Turkish companies are allowed to distribute up to 25% of their 2019 profits until September, according to an article in an omnibus law approved on April 15 by Turkey’s parliament.
The banks had already been “advised” not to distribute dividends from their 2018 and 2019 profits. Isbank tried its luck last year, but banking watchdog BDDK blocked the move.
The legislature also approved an article to provide Turkey’s sovereign wealth fund, TVF, with special powers that permit it to acquire stakes in companies under steps proposed by the government.
It is unknown whether the TVF is sitting on any cash as it is exempt from any kind of audit and has not released any financials or annual reports since it was founded four years ago.
The wealth fund holds stakes in leading state-owned enterprises. They include a 49% stake in Turkish Airlines, 7% in Turk Telekom, 100% in Ziraat Bank, 51% in Halkbank and various holdings in Turkish Petroleum, Botas, PTT, Turksat, Borsa Istanbul, Milli Piyango, TCDD, Turkish Maritime Enterprises, Eti Maden, Konya Seker, Caykur, horse racing licences and some real estate assets.
In March 2019, TVF borrowed €1bn via a syndicated loan.
Lawmakers also voted approval for a tricky article on banning layoffs for three months amid the coronavirus (COVID-19) outbreak. The article allows employers to send workers on to unpaid leave for three months, during which period the government will pay Turkish lira (TRY) 1,177 (€156) per month to each worker.
The monthly net minimum wage stands at TRY2,324 for 2020. The hunger threshold (minimum food expenditure for a four-person family) stood at TRY2,345 as of March, according to a monthly survey by yellow labour union Turk-Is.
On April 14, President Recep Tayyip Erdogan stepped back once again from insisting on articles of legislation that would require social media companies to store Turkey-based users’ data in Turkey.
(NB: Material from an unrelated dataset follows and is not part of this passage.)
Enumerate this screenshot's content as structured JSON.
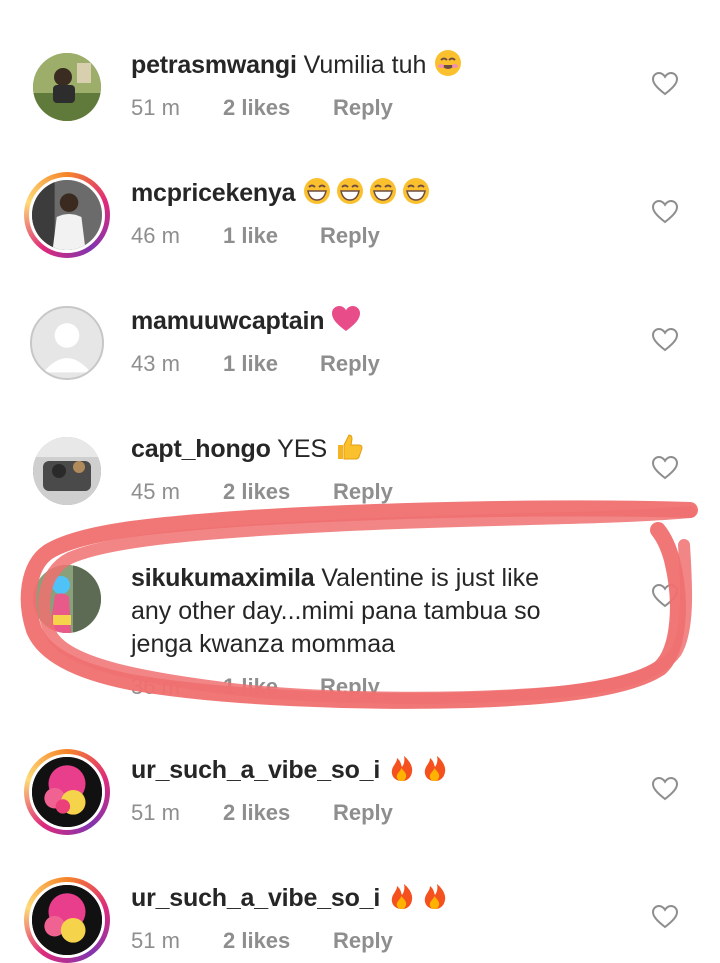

Erdogan has been waiting for a chance to impose this law on the companies but has not yet found it.
Among major dividend payers on Borsa Istanbul, Erdemir, BIM, Anadolu Efes, Coca-Cola Icecek and Turk Telekom will need to revise their dividend payout plans (see table below for major dividend payers or Bizim Menkul’s note for a full list).
The cut in Turk Telekom’s dividend payments will be another blow to Garanti Bank, Akbank and Isbank as they are trying to rescue their invested money before Turk Telekom’s licence expires. The lenders took control of a stake in the company after the owner defaulted.
Meanwhile, the Turkish lira’s slide into territory not seen since Turkey’s 2018 summer currency crisis continued on April 16. The lira breached the 6.95-to-the-dollar threshold.
Turkish state lenders on April 15 sold $1-1.5bn to help prop up the lira, three unnamed traders told Bloomberg. But the decline still intensified.
State lenders are active on the USD/TRY market 24 hours a day on all five trading days with traders ready to respond to any lira weakness—there’s news value when the sales of these banks exceed $1bn on a day when all emerging-market peer currencies fall apart and the lira nonsensically remains somewhat resilient.
The Turkish central bank’s gross FX reserves fell to $56bn as of April 10 from $58.2bn a week ago and $77bn at end-February, lagged official data from the national lender’s weekly bulletin showed on April 16.
Traders are the most bearish on the lira relative to the South African rand (ZAR) in 10 months, based on the cost of hedging against declines using put options, Bloomberg reported on April 16.
The rand has slumped 25% against the dollar this year compared with the lira’s 14% decline—but South Africa’s authorities don’t intervene in the currency market.
“TRY is the new ZAR”
Turkey may run out of ammunition to defend the lira, given dollar-debt redemptions in coming months that will weaken the currency, according to Luis Costa of Citigroup said in a note to clients. “TRY is the new ZAR,” he added.
“I'm tempted to book profits up [in supermarket retailer] Migros (MGROS)] around [TRY]30. The weakening lira will affect their fx debt negatively, brick and mortar sales declines may only just be offset by the boom online and the PE holders who still have about 10% I think may decide to flip at any time once the lock-up expires,” Julian Rimmer of Investec said on April 16 in a note to investors.
“Stay short TRY,” he added.
|Major Dividends at Borsa Istanbul|
|source: Seker Invest, Bizim Menkul, KAP|